YOUR TASK:
Print every record exactly, omitting all pictures.

·····

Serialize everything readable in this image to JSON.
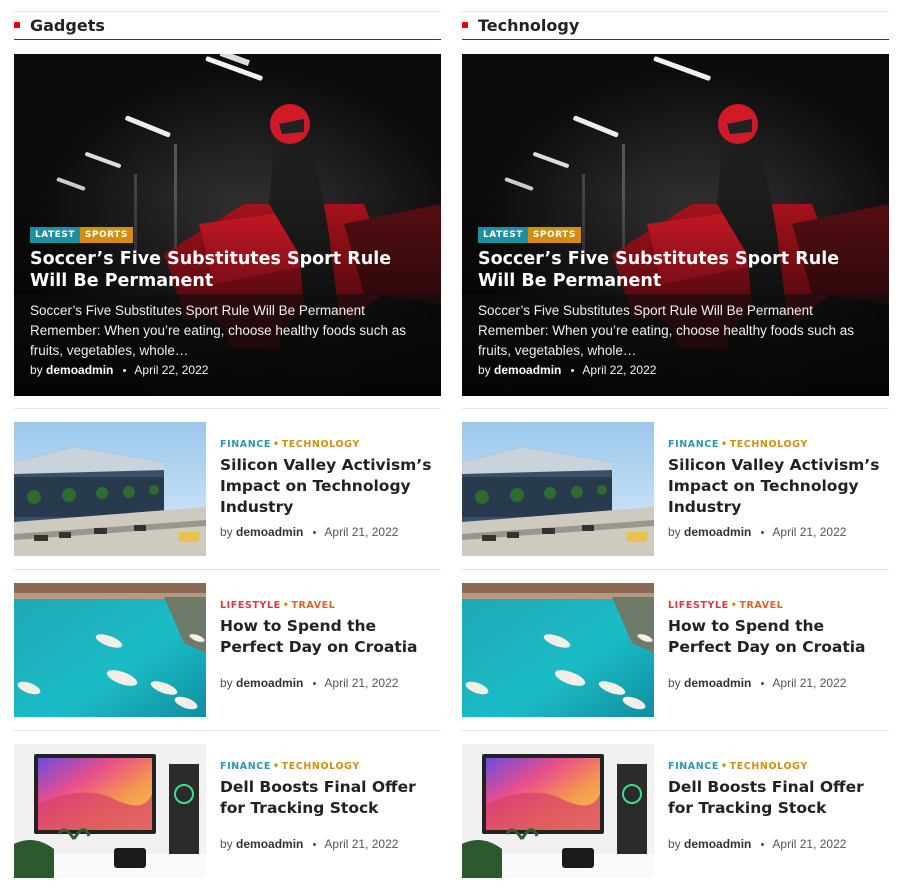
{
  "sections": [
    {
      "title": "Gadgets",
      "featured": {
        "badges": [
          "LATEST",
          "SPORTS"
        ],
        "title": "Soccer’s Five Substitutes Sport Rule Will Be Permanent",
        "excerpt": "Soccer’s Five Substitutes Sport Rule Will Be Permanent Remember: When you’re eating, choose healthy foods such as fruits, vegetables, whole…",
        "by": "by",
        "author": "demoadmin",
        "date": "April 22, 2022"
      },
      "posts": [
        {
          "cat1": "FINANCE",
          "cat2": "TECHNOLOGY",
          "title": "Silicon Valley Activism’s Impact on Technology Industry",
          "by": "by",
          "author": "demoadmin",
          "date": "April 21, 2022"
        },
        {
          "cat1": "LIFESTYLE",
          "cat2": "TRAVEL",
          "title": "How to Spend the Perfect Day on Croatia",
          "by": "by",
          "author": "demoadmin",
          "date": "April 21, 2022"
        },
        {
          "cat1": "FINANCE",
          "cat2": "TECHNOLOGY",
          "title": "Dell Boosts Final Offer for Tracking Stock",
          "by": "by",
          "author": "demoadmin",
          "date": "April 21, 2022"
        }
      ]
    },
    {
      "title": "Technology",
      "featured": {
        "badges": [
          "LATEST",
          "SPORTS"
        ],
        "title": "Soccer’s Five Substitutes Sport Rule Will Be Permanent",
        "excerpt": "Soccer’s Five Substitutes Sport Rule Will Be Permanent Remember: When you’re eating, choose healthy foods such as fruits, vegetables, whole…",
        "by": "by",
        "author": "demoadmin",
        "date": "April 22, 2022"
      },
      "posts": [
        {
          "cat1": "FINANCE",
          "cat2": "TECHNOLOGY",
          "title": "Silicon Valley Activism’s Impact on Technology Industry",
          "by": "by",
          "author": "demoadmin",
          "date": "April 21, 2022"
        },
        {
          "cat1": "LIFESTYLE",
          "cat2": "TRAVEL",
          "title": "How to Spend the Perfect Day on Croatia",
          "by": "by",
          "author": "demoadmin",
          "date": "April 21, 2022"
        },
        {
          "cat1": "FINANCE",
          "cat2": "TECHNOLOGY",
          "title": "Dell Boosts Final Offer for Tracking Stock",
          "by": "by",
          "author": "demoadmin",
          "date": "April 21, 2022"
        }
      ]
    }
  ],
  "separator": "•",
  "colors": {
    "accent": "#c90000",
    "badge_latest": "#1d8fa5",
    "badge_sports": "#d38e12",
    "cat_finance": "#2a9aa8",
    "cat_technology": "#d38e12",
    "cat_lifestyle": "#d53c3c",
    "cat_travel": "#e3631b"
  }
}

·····

OUTPUT:
Serialize everything readable in this image to JSON.
{
  "sections": [
    {
      "title": "Gadgets",
      "featured": {
        "badges": [
          "LATEST",
          "SPORTS"
        ],
        "title": "Soccer’s Five Substitutes Sport Rule Will Be Permanent",
        "excerpt": "Soccer’s Five Substitutes Sport Rule Will Be Permanent Remember: When you’re eating, choose healthy foods such as fruits, vegetables, whole…",
        "by": "by",
        "author": "demoadmin",
        "date": "April 22, 2022"
      },
      "posts": [
        {
          "cat1": "FINANCE",
          "cat2": "TECHNOLOGY",
          "title": "Silicon Valley Activism’s Impact on Technology Industry",
          "by": "by",
          "author": "demoadmin",
          "date": "April 21, 2022"
        },
        {
          "cat1": "LIFESTYLE",
          "cat2": "TRAVEL",
          "title": "How to Spend the Perfect Day on Croatia",
          "by": "by",
          "author": "demoadmin",
          "date": "April 21, 2022"
        },
        {
          "cat1": "FINANCE",
          "cat2": "TECHNOLOGY",
          "title": "Dell Boosts Final Offer for Tracking Stock",
          "by": "by",
          "author": "demoadmin",
          "date": "April 21, 2022"
        }
      ]
    },
    {
      "title": "Technology",
      "featured": {
        "badges": [
          "LATEST",
          "SPORTS"
        ],
        "title": "Soccer’s Five Substitutes Sport Rule Will Be Permanent",
        "excerpt": "Soccer’s Five Substitutes Sport Rule Will Be Permanent Remember: When you’re eating, choose healthy foods such as fruits, vegetables, whole…",
        "by": "by",
        "author": "demoadmin",
        "date": "April 22, 2022"
      },
      "posts": [
        {
          "cat1": "FINANCE",
          "cat2": "TECHNOLOGY",
          "title": "Silicon Valley Activism’s Impact on Technology Industry",
          "by": "by",
          "author": "demoadmin",
          "date": "April 21, 2022"
        },
        {
          "cat1": "LIFESTYLE",
          "cat2": "TRAVEL",
          "title": "How to Spend the Perfect Day on Croatia",
          "by": "by",
          "author": "demoadmin",
          "date": "April 21, 2022"
        },
        {
          "cat1": "FINANCE",
          "cat2": "TECHNOLOGY",
          "title": "Dell Boosts Final Offer for Tracking Stock",
          "by": "by",
          "author": "demoadmin",
          "date": "April 21, 2022"
        }
      ]
    }
  ],
  "separator": "•",
  "colors": {
    "accent": "#c90000",
    "badge_latest": "#1d8fa5",
    "badge_sports": "#d38e12",
    "cat_finance": "#2a9aa8",
    "cat_technology": "#d38e12",
    "cat_lifestyle": "#d53c3c",
    "cat_travel": "#e3631b"
  }
}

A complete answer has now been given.